When I was growing up in Anchorage in the 1970s and 1980s, on the one hand, life was a lot simpler. If you wanted a new book, you had your choice between the Book Cache stores and a small handful of Waldenbooks stores. If the book you wanted couldn't be found there, then you were out of luck. What were you going to do, drive to Willow and check there?
I often think about how different my life would have been if the internet was around when I was a kid. For one thing, it could have avoided me a lot of frustration, going from Book Cache to Book Cache, looking for that one book that I couldn't find. It's hard to explain to people accustomed to Amazon.com shopping and living in the Lower 48 the terrible consequences of a store not carrying something if you were a kid in Anchorage in the 1980s. There was no "other town," there was no eBay. If the store didn't have it, then you didn't get it.
On the other hand, that very situation - so much better for the consumer; so much more difficult for the small business owner - is what doomed Book Cache. As I understand it, book shopping in Anchorage is now basically limited to big box stores. Nothing is good news for everyone, I'm afraid.

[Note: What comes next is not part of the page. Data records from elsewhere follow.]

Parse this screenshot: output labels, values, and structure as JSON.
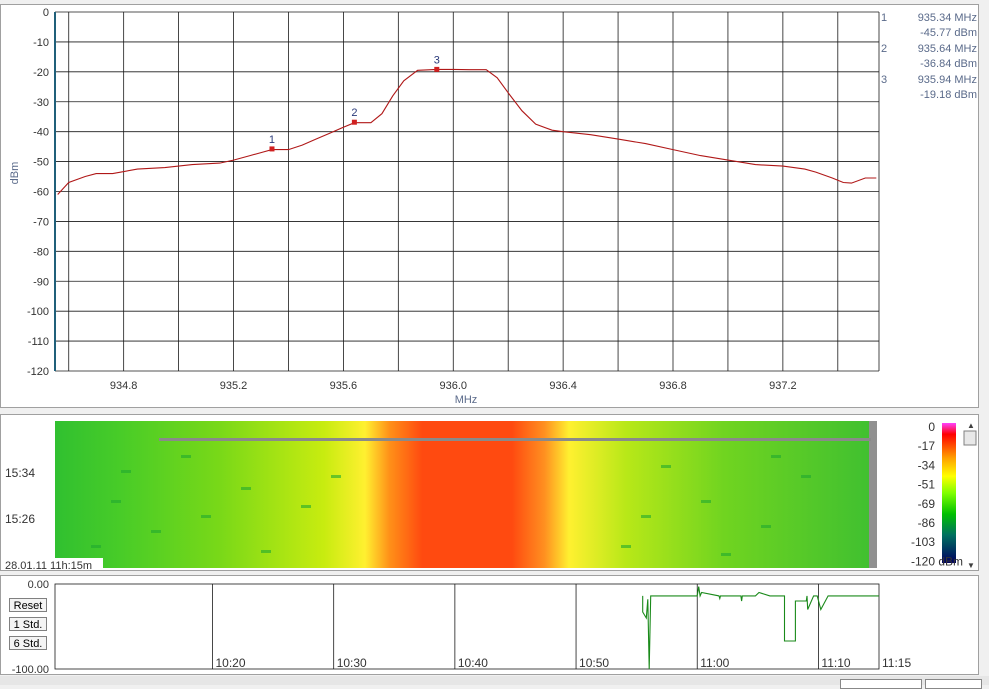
{
  "chart_data": [
    {
      "type": "line",
      "title": "",
      "xlabel": "MHz",
      "ylabel": "dBm",
      "xlim": [
        934.55,
        937.55
      ],
      "ylim": [
        -120,
        0
      ],
      "x_ticks": [
        "934.8",
        "935.2",
        "935.6",
        "936.0",
        "936.4",
        "936.8",
        "937.2"
      ],
      "y_ticks": [
        "0",
        "-10",
        "-20",
        "-30",
        "-40",
        "-50",
        "-60",
        "-70",
        "-80",
        "-90",
        "-100",
        "-110",
        "-120"
      ],
      "grid": true,
      "line_color": "#b01818",
      "series": [
        {
          "x": [
            934.56,
            934.6,
            934.66,
            934.7,
            934.76,
            934.85,
            934.95,
            935.05,
            935.15,
            935.2,
            935.26,
            935.3,
            935.34,
            935.4,
            935.45,
            935.5,
            935.55,
            935.6,
            935.64,
            935.7,
            935.74,
            935.78,
            935.82,
            935.87,
            935.94,
            936.0,
            936.06,
            936.12,
            936.16,
            936.2,
            936.25,
            936.3,
            936.36,
            936.4,
            936.5,
            936.6,
            936.7,
            936.8,
            936.9,
            937.0,
            937.1,
            937.2,
            937.28,
            937.32,
            937.38,
            937.42,
            937.45,
            937.5,
            937.54
          ],
          "y": [
            -61,
            -57,
            -55,
            -54,
            -54,
            -52.5,
            -52,
            -51,
            -50.5,
            -49.5,
            -48,
            -47,
            -46,
            -46,
            -44.5,
            -42.5,
            -40.5,
            -38.5,
            -37,
            -37,
            -34,
            -28,
            -23,
            -19.5,
            -19.2,
            -19.2,
            -19.3,
            -19.3,
            -22,
            -27,
            -33,
            -37.5,
            -39.5,
            -40,
            -41,
            -42.5,
            -44,
            -46,
            -48,
            -49.5,
            -51,
            -51.5,
            -52.5,
            -53.5,
            -55.5,
            -57,
            -57.2,
            -55.5,
            -55.5
          ]
        }
      ],
      "markers": [
        {
          "id": "1",
          "x": 935.34,
          "y": -45.77
        },
        {
          "id": "2",
          "x": 935.64,
          "y": -36.84
        },
        {
          "id": "3",
          "x": 935.94,
          "y": -19.18
        }
      ]
    },
    {
      "type": "heatmap",
      "title": "",
      "x_range": [
        934.55,
        937.55
      ],
      "time_labels": [
        "15:34",
        "15:26"
      ],
      "colorbar_ticks": [
        "0",
        "-17",
        "-34",
        "-51",
        "-69",
        "-86",
        "-103",
        "-120 dBm"
      ],
      "colorbar_range": [
        -120,
        0
      ],
      "colorbar_colors": [
        "#ff30ff",
        "#ff0000",
        "#ffa000",
        "#ffff00",
        "#80ff00",
        "#00c000",
        "#006060",
        "#000060"
      ]
    },
    {
      "type": "line",
      "title": "",
      "y_ticks": [
        "0.00",
        "-100.00"
      ],
      "ylim": [
        -100,
        0
      ],
      "x_ticks": [
        "10:20",
        "10:30",
        "10:40",
        "10:50",
        "11:00",
        "11:10",
        "11:15"
      ],
      "xlim": [
        10.1167,
        11.25
      ],
      "line_color": "#1a8a1a",
      "series": [
        {
          "x": [
            10.925,
            10.925,
            10.93,
            10.932,
            10.934,
            10.936,
            10.94,
            10.96,
            10.99,
            11.0,
            11.002,
            11.004,
            11.006,
            11.03,
            11.031,
            11.032,
            11.06,
            11.061,
            11.062,
            11.08,
            11.085,
            11.1,
            11.115,
            11.12,
            11.12,
            11.135,
            11.135,
            11.15,
            11.151,
            11.152,
            11.16,
            11.165,
            11.17,
            11.18,
            11.25
          ],
          "y": [
            -14,
            -33,
            -40,
            -18,
            -100,
            -14,
            -14,
            -14,
            -14,
            -14,
            -3,
            -14,
            -10,
            -14,
            -17,
            -14,
            -14,
            -20,
            -14,
            -14,
            -10,
            -14,
            -14,
            -14,
            -67,
            -67,
            -20,
            -20,
            -14,
            -30,
            -14,
            -14,
            -30,
            -14,
            -14
          ]
        }
      ]
    }
  ],
  "waterfall_timestamp": "28.01.11 11h:15m",
  "marker_readout": [
    {
      "id": "1",
      "freq": "935.34 MHz",
      "level": "-45.77 dBm"
    },
    {
      "id": "2",
      "freq": "935.64 MHz",
      "level": "-36.84 dBm"
    },
    {
      "id": "3",
      "freq": "935.94 MHz",
      "level": "-19.18 dBm"
    }
  ],
  "buttons": {
    "reset": "Reset",
    "std1": "1 Std.",
    "std6": "6 Std."
  },
  "colors": {
    "accent_grid": "#1a1a1a",
    "marker_color": "#d02020",
    "axis_line": "#20607a",
    "label_color": "#5a6a8a"
  }
}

The Book Cache that I shopped at most often was a tiny storefront next to the Carr's grocery store, at the corner of Tudor and Muldoon. I lived nearby, and it was easy for me to pop in there after school and dawdle for a while. I imagine it drove the cashiers mad to have a kid show up and browse every single book in the Sci Fi/Fantasy section every afternoon.
I also often visited the Book Cache at the Boniface Mall, because that's where my mother liked to shop on the weekends. (I guess that entire mall is closed now, but really, how many malls does a city need?) This branch was a lot bigger than the one next to Carr's, and I still remember the layout clearly in my mind. Science fiction/fantasy, back and to the left! My mother would usually agree to buy me one book, so I had to choose wisely. (I remember there was also a great used book store on the second floor of the same mall, so it was like paradise if you were a nerdy, bookish little girl.)

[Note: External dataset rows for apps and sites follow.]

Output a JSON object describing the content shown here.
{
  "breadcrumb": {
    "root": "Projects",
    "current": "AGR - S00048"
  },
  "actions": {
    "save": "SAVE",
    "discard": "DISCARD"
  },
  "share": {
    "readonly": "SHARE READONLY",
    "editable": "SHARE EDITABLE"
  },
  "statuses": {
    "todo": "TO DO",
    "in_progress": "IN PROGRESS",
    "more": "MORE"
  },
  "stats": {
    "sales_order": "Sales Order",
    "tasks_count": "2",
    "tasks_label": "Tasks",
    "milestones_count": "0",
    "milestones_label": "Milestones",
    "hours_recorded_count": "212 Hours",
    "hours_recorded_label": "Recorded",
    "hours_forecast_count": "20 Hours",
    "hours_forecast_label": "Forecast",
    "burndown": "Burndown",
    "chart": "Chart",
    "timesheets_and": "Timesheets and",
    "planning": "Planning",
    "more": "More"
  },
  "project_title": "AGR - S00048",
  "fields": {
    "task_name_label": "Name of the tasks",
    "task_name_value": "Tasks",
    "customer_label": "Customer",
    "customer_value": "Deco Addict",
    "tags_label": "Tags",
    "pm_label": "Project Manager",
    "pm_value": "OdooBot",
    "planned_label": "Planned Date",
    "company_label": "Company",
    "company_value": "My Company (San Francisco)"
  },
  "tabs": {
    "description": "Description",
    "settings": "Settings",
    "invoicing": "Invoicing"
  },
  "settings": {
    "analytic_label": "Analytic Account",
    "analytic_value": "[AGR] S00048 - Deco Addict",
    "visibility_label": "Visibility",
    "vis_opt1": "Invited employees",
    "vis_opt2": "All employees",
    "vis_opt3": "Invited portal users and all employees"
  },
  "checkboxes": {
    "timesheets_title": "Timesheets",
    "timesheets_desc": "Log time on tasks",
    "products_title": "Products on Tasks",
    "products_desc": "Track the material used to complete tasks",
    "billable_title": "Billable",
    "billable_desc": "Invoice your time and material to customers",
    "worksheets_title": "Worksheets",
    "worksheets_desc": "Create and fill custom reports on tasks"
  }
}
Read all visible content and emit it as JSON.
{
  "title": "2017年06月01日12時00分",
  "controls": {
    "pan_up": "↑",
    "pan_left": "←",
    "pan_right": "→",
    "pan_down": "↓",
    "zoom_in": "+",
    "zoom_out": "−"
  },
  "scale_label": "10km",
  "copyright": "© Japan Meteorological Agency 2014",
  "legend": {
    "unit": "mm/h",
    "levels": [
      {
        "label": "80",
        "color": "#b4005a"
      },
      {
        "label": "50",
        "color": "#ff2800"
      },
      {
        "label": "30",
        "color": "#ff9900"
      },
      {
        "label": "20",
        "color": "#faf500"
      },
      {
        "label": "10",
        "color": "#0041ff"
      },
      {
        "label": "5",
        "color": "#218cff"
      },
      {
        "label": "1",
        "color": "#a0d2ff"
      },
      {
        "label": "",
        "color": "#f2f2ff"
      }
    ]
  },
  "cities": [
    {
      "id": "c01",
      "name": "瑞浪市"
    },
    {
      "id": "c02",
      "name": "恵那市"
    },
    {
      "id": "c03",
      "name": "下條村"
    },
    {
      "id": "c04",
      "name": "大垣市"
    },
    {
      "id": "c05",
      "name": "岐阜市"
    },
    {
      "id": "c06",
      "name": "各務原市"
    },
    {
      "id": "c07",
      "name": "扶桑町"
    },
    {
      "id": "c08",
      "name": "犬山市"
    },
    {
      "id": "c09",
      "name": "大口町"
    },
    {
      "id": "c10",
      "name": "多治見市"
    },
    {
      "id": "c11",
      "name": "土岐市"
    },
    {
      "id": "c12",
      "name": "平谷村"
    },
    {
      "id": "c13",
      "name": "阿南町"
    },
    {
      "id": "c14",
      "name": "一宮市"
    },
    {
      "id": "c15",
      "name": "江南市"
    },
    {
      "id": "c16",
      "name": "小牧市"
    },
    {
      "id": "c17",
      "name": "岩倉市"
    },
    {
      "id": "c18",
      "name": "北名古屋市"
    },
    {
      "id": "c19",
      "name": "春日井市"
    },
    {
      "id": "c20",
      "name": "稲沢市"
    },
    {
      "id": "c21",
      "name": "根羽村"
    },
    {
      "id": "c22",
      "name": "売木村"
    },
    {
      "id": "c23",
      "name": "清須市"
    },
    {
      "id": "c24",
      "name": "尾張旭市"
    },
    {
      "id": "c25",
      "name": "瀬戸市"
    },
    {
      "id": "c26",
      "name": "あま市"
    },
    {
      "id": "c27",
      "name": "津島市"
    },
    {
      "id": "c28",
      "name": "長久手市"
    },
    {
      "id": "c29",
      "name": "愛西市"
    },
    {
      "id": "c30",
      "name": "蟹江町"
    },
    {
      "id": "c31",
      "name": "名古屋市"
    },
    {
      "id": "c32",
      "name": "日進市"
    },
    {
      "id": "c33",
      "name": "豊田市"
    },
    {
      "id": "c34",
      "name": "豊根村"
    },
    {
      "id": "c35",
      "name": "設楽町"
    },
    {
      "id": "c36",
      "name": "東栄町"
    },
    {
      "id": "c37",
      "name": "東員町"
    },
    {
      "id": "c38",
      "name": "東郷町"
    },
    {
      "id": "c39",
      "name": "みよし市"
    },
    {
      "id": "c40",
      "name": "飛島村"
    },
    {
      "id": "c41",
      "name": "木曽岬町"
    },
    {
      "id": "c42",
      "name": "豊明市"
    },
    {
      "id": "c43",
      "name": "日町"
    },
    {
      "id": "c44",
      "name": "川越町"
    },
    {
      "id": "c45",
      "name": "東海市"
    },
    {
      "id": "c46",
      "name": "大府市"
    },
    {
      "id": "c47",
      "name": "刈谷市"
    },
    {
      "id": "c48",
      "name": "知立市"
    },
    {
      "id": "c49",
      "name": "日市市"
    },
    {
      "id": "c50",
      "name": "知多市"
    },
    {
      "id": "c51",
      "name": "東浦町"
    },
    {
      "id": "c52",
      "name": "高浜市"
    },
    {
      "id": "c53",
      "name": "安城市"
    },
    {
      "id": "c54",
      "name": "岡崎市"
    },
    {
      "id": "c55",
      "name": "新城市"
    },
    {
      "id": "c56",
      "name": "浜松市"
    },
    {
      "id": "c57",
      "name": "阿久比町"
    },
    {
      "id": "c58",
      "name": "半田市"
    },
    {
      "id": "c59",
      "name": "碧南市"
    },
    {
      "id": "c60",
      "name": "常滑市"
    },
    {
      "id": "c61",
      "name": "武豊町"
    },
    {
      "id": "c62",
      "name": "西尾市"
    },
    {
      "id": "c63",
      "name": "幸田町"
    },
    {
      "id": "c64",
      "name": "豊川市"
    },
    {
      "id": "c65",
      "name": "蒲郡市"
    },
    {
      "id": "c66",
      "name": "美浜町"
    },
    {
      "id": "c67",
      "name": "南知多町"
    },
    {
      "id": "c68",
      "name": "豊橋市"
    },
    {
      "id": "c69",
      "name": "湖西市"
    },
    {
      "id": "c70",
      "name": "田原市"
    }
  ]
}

The Book Cache which holds the most special place in my heart was in the Anchorage 5th Avenue Mall. If I caught the bus downtown after school, I could browse there for a little while before I had to head home. I still distinctly remember the smell, which was sickly sweet and chemical-y, and largely informed by the flavored popcorn store a few doors down. (I imagine there aren't many of those left, either.)

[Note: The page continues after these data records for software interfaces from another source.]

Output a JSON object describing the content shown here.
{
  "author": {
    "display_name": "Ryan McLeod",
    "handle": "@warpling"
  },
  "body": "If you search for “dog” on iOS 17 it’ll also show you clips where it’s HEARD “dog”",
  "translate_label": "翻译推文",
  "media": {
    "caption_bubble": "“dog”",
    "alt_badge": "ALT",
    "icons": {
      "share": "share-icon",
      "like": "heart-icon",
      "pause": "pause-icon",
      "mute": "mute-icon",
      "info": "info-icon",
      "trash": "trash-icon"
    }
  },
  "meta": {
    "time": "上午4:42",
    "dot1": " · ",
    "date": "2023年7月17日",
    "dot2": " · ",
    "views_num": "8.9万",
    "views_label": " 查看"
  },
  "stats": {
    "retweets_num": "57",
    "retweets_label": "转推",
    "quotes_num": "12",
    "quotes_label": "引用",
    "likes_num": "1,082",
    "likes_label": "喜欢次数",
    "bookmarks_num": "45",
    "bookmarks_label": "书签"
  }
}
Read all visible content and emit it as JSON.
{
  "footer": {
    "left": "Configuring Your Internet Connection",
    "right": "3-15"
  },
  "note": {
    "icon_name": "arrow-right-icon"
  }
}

Goodbye, Book Cache. You meant a lot to me, and I will always miss you.